The important file will have been copied to your local cyphertite server, where you can then present it back to the user. 
I hope you have found this introduction to this amazing tool useful.

Wednesday, March 7, 2012

Update regarding delayed change to 'DNS Changer' servers

Yesterday, I wrote about actions we will be taking to protect our customers and their clients from the DNS Changer IPs. It turns out that at the eleventh hour, a judge extended the deadline to July 9, 2012. This means that everyone now has additional time to clean up any infected machines.

It also means that our temporary blacklisting of those IPs will probably not be effective due to unit reboots. So, we will once again blacklist those IPs on July 9, and I will send out another email reminder at that point as well.

In the mean time, you can easily test to see if a machine has become infected by going to If it is, you'll see red:

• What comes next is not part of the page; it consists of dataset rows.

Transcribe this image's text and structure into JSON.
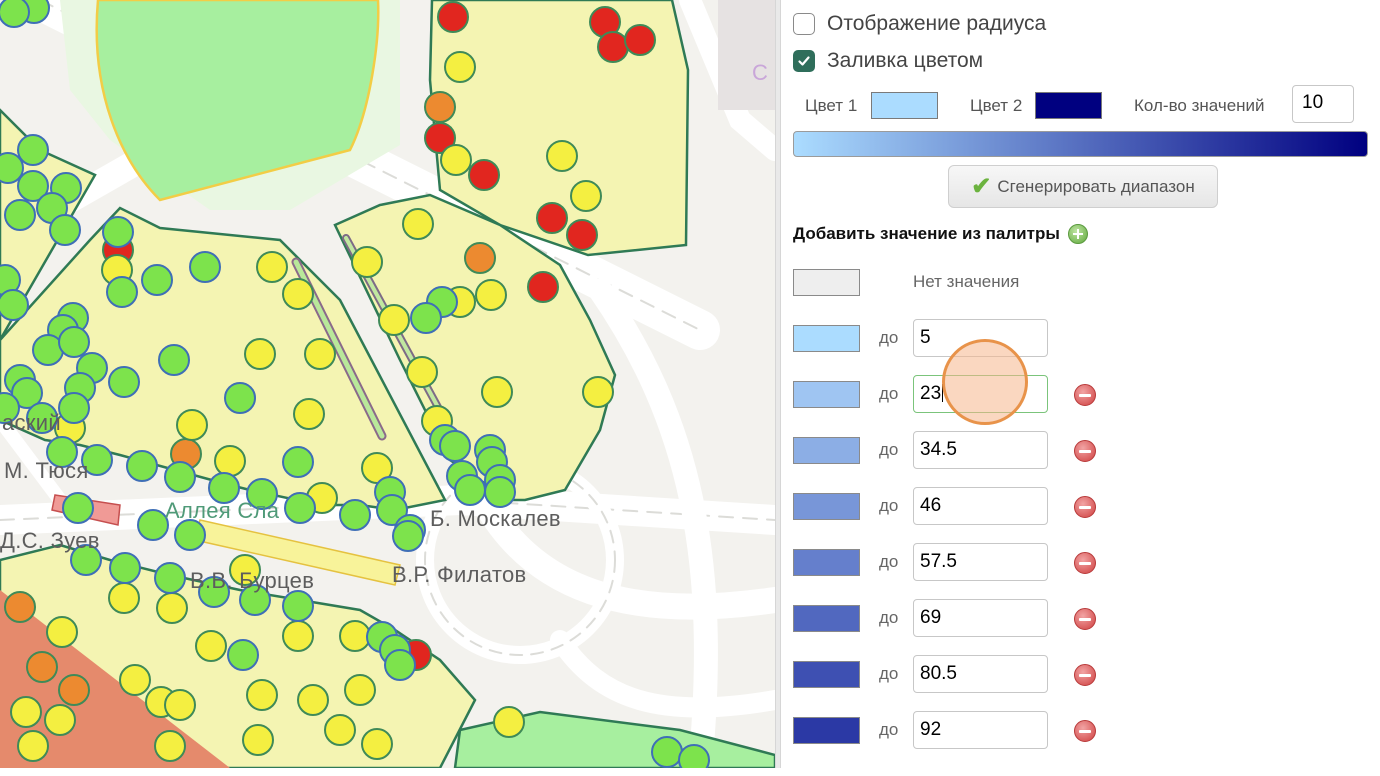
{
  "map": {
    "labels": {
      "skiy": "аский",
      "tyusya": "М. Тюся",
      "alley": "Аллея Сла",
      "moskalev": "Б. Москалев",
      "zuev": "Д.С. Зуев",
      "burtsev": "В.В. Бурцев",
      "filatov": "В.Р. Филатов",
      "corner": "С"
    },
    "colors": {
      "park_yellow": "#f4f4b2",
      "park_green": "#a7ef9f",
      "park_red": "#e58a6c",
      "outline": "#2f7a55",
      "tree_red": "#e1261f",
      "tree_orange": "#ec8a30",
      "tree_yellow": "#f4ef41",
      "tree_green": "#7de34c"
    }
  },
  "panel": {
    "show_radius_label": "Отображение радиуса",
    "show_radius_checked": false,
    "fill_color_label": "Заливка цветом",
    "fill_color_checked": true,
    "color1_label": "Цвет 1",
    "color1": "#abdcff",
    "color2_label": "Цвет 2",
    "color2": "#000080",
    "count_label": "Кол-во значений",
    "count_value": "10",
    "generate_label": "Сгенерировать диапазон",
    "palette_title": "Добавить значение из палитры",
    "no_value_label": "Нет значения",
    "no_value_color": "#eeeeee",
    "to_label": "до",
    "ranges": [
      {
        "value": "5",
        "color": "#abdcff",
        "removable": false,
        "active": false
      },
      {
        "value": "23",
        "color": "#9fc5f2",
        "removable": true,
        "active": true
      },
      {
        "value": "34.5",
        "color": "#8caee5",
        "removable": true,
        "active": false
      },
      {
        "value": "46",
        "color": "#7896d8",
        "removable": true,
        "active": false
      },
      {
        "value": "57.5",
        "color": "#657fcc",
        "removable": true,
        "active": false
      },
      {
        "value": "69",
        "color": "#5168bf",
        "removable": true,
        "active": false
      },
      {
        "value": "80.5",
        "color": "#3e50b2",
        "removable": true,
        "active": false
      },
      {
        "value": "92",
        "color": "#2b39a5",
        "removable": true,
        "active": false
      }
    ]
  }
}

This site is actually operated by the ISC and is rather clever in its implementation. All of the "bad IP" DNS servers resolve to, while all regular DNS servers will resolve it to Hopefully, your machine uses good DNS servers, and you'll see this instead:

You may want to even email this to your clients and ask them to run it on their machines, to help prevent a mad scurry when the DNS servers are shut down.

We'll provide more information about the IP blacklist in early July.